is a protection against common risk associated with impact of all kinds and can assess how your product holds up against these and any other impacts they may encounter in their service environment.
That service environment is going to look different for every product. Thankfully, our lab can produce shock conditions that recreate the everyday environments of a lot of different products. Here are just a few interesting ones:
Remember how frustrating it was to go for a run with your portable CD player, only for it to skip with every step? Our technology is decidedly more bounce-proof than it was a few years back, but similar issues still exist with modern electronics
. Anything that can be jarred or disrupted by high impact can benefit from mechanical shock testing during the development phase. This can include vehicle
electronics, heavy duty field equipment, and personal devices (because we’ve all dropped our phones at least once).
2. Safety equipment
Helmets, plexiglass and tempered glass products, even the safety glasses our engineers wear in the lab: Any product that is literally designed to protect you from impact should be subjected to mechanical shock testing.
A bag of chips that’s 90% air or a half-full box of cereal can feel like a small tragedy, for the customer as well as the manufacturer fielding their frustrated calls. Mechanical shock and low frequency vibration testing
can measure how much jostling a flaked food product can handle before breaking and settling. It’s also a good place to start when you need to assess the fragility of other food products, such as portable snacks and pastries. Michael Kuebler, our technical director of distribution testing, shares more about food settling in this Q&A.
Mechanical shock testing
can help you determine whether your product meets regulatory requirements for safety as well as the highest level of impact it can handle.
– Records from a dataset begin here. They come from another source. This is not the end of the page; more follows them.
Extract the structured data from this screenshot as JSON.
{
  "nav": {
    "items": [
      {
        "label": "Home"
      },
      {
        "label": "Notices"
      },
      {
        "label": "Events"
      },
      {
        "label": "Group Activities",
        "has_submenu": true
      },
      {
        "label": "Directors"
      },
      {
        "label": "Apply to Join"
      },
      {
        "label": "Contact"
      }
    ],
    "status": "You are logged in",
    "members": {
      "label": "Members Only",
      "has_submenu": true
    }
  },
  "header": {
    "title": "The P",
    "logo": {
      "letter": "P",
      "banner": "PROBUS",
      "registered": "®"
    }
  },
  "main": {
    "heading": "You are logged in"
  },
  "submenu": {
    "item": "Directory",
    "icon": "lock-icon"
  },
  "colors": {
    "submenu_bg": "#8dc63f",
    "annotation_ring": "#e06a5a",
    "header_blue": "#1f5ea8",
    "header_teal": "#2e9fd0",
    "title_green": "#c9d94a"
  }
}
Investing in this type of testing can help you reduce product damage and safety loss, improve product performance, and, most importantly, provide a layer of safety measures for the consumer.
To learn more about mechanical shock testing, get in touch with Christine Bythewood at 330-762-7441 or email@example.com.